Title: Illustrated key to Curculio L. of North America east of the Mississippi River (Coleoptera: Curculionidae)

item WHITEHEAD, D. - Non ARS Employee
item Chamorro, Maria
item ANDERSON, ROBERT - Canadian Forest Service

Submitted to: Proceedings of the Entomological Society of Washington
Publication Type: Peer Reviewed Journal
Publication Acceptance Date: 9/13/2017
Publication Date: 6/13/2018
Citation: Whitehead, D.R., Chamorro, M.L., Anderson, R.S. 2018. Illustrated key to Curculio L. of North America east of the Mississippi River (Coleoptera: Curculionidae). Proceedings of the Entomological Society of Washington. 120(3):616-641.

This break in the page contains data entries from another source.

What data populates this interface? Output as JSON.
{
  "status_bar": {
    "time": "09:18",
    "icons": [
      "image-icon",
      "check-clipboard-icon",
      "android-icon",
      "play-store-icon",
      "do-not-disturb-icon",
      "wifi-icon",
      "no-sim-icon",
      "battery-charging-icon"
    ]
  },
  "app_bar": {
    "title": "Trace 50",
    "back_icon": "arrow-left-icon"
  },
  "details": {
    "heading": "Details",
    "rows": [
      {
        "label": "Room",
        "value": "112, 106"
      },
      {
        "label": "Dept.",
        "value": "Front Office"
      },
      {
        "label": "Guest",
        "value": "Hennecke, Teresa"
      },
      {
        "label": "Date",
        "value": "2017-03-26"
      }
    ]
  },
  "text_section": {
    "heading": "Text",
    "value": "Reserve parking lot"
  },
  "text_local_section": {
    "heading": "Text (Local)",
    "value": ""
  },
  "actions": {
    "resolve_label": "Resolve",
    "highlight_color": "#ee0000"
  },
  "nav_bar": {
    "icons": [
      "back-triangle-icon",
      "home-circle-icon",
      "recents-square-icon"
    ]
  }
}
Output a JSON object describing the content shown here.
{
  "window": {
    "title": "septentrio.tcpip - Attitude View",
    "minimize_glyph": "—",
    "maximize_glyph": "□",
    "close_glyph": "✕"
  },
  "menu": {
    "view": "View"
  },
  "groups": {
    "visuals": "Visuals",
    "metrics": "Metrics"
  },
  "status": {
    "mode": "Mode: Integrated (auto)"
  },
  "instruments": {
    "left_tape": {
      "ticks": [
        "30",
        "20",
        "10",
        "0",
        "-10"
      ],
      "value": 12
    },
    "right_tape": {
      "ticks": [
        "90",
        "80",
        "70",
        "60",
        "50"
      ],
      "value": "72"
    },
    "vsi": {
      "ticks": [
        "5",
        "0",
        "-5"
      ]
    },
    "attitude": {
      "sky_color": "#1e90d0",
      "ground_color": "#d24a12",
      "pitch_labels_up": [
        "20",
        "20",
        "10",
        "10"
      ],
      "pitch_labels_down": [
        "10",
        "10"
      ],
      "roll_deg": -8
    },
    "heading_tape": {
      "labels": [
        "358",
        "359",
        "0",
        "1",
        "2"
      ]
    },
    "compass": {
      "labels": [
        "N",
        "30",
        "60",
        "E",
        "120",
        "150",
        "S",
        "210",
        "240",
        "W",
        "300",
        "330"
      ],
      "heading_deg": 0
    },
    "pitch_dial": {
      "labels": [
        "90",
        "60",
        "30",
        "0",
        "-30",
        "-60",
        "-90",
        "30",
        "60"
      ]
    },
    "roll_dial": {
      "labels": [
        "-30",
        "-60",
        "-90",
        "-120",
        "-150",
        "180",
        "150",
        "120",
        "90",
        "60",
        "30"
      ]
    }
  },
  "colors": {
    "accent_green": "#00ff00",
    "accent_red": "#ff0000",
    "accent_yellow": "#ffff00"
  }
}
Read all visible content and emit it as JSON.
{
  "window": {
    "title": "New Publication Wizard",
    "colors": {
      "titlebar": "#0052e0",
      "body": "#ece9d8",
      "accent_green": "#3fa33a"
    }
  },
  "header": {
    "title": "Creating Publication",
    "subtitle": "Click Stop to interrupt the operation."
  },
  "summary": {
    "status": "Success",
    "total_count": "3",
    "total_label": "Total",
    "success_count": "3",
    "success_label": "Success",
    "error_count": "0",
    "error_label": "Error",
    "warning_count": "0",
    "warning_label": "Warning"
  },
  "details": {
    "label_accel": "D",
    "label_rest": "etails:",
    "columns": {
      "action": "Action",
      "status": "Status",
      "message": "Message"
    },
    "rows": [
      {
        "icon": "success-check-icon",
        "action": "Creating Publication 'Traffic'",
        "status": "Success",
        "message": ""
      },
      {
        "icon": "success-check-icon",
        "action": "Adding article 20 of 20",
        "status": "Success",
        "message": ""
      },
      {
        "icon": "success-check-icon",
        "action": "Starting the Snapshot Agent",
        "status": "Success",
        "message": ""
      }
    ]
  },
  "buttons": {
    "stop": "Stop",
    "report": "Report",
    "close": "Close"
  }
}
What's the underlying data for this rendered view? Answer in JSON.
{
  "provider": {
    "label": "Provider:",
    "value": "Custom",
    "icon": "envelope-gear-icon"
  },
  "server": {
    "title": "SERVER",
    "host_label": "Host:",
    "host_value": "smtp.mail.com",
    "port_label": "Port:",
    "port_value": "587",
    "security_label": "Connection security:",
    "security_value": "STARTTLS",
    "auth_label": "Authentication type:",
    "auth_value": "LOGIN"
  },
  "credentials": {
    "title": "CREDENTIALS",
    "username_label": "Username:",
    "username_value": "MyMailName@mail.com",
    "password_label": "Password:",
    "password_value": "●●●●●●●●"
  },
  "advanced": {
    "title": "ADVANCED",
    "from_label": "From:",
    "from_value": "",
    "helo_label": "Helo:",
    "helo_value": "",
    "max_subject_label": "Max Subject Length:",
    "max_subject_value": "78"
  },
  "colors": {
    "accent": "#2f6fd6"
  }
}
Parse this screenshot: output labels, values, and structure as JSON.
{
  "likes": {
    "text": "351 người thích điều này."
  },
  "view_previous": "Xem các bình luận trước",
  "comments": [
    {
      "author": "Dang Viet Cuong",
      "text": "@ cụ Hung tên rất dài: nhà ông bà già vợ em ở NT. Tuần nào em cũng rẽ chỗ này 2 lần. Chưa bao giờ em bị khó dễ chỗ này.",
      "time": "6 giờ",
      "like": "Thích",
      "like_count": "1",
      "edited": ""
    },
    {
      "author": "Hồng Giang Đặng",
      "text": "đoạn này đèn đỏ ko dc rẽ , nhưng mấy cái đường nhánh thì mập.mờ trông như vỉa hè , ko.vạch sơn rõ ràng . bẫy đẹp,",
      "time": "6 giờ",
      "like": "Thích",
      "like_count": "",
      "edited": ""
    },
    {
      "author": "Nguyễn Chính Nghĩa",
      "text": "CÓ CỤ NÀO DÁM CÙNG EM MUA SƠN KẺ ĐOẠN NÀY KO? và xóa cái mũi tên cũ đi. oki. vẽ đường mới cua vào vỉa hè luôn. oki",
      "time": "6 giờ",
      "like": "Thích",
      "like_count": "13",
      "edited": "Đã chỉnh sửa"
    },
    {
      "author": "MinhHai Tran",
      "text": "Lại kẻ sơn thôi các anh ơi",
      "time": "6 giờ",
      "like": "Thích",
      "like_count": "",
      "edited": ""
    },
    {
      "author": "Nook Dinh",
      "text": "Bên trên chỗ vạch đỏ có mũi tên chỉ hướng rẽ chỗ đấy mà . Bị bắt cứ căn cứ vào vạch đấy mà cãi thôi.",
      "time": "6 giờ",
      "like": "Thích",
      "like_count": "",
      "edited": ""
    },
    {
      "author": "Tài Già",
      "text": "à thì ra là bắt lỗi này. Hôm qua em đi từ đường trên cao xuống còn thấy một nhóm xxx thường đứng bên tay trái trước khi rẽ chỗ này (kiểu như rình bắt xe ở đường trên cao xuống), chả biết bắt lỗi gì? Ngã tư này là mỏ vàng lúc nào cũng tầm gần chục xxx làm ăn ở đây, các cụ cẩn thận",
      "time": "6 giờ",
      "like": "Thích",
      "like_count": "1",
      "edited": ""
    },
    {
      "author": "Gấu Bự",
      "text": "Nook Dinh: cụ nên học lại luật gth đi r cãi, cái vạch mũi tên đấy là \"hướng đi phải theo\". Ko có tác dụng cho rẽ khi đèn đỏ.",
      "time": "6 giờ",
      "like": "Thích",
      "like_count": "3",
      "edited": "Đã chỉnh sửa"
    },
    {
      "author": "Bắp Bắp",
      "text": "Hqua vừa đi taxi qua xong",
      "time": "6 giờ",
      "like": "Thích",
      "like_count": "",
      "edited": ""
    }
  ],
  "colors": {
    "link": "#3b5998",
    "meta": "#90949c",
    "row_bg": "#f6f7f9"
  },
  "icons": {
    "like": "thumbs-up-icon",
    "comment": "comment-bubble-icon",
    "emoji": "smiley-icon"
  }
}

Interpretive Summary: In North America east of the Mississippi River, the genus Curculio includes 11 species that develop in acorns of various oaks, plus 4 other species that are of economic importance: the pecan weevil, the hazelnut weevil and the greater and lesser chestnut weevils. Whether because they are spectacular, abundant, or suspected to be causing economic loss, specimens of these weevils are frequently submitted for identification. Unfortunately, although the genus is easily recognized, adults are very difficult to identify to species because of extreme structural variation. This paper is intended to facilitate unequivocal identifications.

Technical Abstract: Despite a taxonomic revision by Gibson (1969), North American weevils of the economically important genus Curculio remain poorly characterized and difficult to distinguish. Given herein is an illustrated key to the 15 species found east of the Mississippi River, including the putatively extinct Curculio caryatrypes (Boheman) or Greater Chestnut Weevil. This is necessarily a complex key using multiple characteristics, designed to minimize or eliminate difficulties in identification posed by extremes in structural variation in both males and females. Curculio ordinatus (Casey), new synonymy is transferred from synonymy under C. nasicus (Say) to synonymy under C. strictus (Casey).